Are there expiry dates/shelf life on sterilization pouches?
Unless indicated by the manufacturer, there are no expiry dates on pouches.
A lot number and the date of manufacture are printed on the boxes.
The date of manufacture is in the form of year month day.
- example 180410.
Expiry dates are typically linked to a food or chemical registered with Health Canada.
What if there's no expiration date on sterilization pouches?
If the pouch has been processed, the integrity has not been compromised and the manufacturer does not have an expiration date on the box or in the manufacturer's instructions, then sterility is fully maintained.

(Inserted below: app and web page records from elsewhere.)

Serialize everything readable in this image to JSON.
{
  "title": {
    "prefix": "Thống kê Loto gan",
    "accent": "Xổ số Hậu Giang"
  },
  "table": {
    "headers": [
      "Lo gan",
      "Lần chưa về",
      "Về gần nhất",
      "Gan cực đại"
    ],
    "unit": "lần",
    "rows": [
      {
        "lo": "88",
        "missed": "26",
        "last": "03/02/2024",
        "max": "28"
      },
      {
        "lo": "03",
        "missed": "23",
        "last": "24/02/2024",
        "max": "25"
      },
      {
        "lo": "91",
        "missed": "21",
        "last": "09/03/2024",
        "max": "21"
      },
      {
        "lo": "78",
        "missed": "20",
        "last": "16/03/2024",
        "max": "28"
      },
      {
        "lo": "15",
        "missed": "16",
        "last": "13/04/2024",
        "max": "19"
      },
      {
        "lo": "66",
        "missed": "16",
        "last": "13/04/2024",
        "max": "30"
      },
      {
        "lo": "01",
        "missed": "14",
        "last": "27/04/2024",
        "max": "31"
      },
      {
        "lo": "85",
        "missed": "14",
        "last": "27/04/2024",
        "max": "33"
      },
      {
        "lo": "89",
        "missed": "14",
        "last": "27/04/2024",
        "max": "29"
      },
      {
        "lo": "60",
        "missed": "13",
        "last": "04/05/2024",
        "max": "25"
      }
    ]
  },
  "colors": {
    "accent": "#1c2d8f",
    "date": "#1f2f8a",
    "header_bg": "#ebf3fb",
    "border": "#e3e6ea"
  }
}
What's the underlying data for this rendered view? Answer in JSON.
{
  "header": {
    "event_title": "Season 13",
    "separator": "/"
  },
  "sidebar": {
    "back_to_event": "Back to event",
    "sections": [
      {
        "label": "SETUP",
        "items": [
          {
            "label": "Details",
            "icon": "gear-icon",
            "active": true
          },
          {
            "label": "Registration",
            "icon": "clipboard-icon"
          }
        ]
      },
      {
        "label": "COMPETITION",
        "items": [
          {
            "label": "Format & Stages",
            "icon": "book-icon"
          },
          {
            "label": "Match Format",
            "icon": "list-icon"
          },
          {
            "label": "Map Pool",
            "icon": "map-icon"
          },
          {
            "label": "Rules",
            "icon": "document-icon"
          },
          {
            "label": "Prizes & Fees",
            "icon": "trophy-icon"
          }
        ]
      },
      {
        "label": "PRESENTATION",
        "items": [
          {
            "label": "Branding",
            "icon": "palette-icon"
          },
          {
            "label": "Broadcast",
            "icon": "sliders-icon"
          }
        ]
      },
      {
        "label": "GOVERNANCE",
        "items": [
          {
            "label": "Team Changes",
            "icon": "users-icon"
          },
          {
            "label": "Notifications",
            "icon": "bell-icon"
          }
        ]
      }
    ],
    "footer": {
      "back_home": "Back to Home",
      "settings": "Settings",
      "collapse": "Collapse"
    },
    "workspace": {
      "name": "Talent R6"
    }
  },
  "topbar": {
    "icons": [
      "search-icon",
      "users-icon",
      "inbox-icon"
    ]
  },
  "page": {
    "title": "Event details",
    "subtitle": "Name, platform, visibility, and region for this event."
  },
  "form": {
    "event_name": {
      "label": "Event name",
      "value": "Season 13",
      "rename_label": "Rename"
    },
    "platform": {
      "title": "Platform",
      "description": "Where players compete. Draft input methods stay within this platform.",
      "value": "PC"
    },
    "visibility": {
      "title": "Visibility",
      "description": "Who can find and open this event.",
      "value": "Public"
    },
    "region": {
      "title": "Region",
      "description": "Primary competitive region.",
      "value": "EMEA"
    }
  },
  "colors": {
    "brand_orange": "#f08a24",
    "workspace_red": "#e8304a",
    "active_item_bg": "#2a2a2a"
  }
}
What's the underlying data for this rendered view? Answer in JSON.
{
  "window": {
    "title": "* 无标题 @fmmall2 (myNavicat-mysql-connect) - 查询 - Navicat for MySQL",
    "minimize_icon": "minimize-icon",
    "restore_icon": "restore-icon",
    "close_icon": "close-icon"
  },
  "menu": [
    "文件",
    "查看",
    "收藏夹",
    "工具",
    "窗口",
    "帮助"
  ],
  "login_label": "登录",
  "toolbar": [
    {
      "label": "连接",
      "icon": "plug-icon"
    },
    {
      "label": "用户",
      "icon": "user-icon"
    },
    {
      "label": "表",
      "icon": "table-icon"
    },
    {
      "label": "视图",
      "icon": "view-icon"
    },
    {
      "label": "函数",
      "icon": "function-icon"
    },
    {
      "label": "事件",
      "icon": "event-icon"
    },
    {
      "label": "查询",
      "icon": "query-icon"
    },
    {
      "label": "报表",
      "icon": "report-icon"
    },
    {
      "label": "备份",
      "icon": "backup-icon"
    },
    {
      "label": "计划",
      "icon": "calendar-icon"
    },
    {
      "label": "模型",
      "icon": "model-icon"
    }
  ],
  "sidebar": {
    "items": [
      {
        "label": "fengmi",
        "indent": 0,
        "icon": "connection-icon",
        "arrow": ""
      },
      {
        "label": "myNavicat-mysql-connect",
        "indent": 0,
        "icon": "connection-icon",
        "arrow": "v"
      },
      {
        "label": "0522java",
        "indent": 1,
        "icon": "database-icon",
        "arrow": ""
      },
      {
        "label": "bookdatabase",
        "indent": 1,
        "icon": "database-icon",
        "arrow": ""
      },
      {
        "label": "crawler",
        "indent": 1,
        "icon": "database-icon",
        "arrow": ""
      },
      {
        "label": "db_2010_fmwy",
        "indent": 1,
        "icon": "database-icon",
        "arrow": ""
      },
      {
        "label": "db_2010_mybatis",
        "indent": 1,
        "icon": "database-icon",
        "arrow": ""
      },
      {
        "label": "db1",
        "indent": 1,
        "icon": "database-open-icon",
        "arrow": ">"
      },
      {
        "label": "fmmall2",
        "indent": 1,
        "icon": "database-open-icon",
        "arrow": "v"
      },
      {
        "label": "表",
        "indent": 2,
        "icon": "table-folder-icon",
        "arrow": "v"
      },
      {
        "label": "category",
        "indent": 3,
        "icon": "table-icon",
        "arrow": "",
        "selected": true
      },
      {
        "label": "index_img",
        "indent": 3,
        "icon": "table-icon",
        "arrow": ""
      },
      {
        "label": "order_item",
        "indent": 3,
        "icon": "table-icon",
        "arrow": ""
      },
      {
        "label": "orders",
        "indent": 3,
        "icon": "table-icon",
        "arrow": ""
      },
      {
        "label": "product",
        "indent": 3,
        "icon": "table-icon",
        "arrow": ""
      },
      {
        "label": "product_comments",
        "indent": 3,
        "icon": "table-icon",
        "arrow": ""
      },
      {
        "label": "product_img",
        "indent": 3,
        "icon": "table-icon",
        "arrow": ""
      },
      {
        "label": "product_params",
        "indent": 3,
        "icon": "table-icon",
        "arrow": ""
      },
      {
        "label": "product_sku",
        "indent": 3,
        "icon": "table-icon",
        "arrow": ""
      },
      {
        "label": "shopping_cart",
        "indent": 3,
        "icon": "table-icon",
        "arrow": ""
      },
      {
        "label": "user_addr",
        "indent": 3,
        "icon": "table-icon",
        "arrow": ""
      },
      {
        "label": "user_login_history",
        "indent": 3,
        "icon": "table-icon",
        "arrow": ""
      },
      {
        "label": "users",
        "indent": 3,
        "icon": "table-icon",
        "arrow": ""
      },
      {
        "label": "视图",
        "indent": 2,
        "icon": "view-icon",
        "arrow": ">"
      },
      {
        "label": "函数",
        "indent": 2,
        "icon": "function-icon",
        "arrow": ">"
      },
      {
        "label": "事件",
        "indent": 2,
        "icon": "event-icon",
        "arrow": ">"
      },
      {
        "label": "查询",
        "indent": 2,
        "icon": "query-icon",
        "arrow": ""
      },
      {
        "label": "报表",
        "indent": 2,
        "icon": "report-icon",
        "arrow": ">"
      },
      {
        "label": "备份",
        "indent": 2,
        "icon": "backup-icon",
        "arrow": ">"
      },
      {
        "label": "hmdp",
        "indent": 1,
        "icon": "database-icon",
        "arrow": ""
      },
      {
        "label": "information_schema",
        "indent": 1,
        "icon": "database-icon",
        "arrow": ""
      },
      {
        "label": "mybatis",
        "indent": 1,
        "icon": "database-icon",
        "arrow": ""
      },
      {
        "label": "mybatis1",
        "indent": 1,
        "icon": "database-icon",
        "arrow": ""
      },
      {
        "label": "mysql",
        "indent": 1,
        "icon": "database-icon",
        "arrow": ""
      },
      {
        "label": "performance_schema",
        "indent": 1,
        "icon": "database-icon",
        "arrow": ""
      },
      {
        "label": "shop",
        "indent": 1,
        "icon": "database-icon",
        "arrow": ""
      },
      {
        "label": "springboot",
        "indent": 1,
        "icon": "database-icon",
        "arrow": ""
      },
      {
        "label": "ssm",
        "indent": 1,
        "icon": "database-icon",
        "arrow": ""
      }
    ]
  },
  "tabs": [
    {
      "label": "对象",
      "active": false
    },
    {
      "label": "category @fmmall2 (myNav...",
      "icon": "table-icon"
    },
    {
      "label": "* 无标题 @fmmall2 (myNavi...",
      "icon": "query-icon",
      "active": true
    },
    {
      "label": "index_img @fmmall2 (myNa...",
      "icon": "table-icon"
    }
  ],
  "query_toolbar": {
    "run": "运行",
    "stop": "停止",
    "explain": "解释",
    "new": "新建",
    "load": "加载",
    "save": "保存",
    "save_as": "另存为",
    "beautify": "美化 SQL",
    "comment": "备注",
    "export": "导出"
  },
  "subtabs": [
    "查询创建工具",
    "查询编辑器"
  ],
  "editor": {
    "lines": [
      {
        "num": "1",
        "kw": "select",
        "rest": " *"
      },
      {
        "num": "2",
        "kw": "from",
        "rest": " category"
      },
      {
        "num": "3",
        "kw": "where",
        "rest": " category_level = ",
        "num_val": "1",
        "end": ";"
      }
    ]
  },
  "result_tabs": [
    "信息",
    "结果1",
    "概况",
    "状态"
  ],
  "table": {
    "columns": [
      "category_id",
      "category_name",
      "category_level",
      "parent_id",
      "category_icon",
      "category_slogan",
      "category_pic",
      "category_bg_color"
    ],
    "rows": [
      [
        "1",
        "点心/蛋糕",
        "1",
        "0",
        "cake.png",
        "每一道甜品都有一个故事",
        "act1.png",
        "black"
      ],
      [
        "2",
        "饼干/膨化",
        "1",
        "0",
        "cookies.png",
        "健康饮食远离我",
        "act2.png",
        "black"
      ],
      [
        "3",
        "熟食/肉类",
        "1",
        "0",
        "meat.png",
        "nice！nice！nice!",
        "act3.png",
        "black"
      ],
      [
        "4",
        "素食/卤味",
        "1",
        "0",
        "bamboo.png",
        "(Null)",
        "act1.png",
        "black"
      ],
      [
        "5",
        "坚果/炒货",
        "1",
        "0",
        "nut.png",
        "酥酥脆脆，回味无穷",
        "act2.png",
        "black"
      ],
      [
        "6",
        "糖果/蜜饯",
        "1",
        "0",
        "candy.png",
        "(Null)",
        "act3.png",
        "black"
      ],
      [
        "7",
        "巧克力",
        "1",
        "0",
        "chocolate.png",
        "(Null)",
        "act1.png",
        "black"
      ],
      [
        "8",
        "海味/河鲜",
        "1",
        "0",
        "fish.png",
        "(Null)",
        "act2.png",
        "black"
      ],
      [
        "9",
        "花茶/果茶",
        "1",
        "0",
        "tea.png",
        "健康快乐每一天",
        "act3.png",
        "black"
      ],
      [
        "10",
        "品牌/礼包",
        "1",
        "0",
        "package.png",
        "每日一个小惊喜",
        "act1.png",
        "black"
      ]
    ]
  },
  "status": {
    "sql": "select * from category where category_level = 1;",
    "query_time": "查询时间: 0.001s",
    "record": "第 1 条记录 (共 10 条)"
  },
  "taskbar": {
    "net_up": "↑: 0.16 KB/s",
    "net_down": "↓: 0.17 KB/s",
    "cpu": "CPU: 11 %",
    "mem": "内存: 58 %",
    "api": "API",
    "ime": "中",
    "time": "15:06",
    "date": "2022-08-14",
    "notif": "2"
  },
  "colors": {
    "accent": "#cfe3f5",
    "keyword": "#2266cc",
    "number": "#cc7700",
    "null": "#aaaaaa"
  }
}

Some offices follow their own policy of one year from the date of processing, but that is up to the individual office.
If the integrity of the packaging has been compromised such as being ripped or wet, or the manufacturer includes an expiry date that has passed, the items must be reprocessed as they are no longer considered sterile.
The following is from the PIDAC document Infection Prevention and Control for Clinical Office Practice April 2015 page 56:
"For items reprocessed in the clinical office, if the integrity of the package has been maintained, the item remains sterile. A plastic dust jacket may greatly extend the shelf life of the package and should be used on muslin or crepe wrapped packs. If a sterile tray/package has been purchased and has an expiry date/label, follow the manufacturer’s recommendations and discard when outdated."
The following is from Public Health Ontario- Best Practices for Cleaning, Disinfection and Sterilization in All Health Care Settings 3rd edition May 2013 page 52-3:
"The shelf life of a sterile package is event-related rather than time-related. Event-related shelf life is based on the concept that items that have been properly decontaminated, wrapped, sterilized, stored and handled will remain sterile indefinitely, unless the integrity of the package is compromised (i.e., open, wet, dirty). If the integrity of the package is compromised, the item can no longer be considered to be sterile and it must be reprocessed again before use."
Maintaining sterility also includes the rotation of stock, where the oldest stock is used first.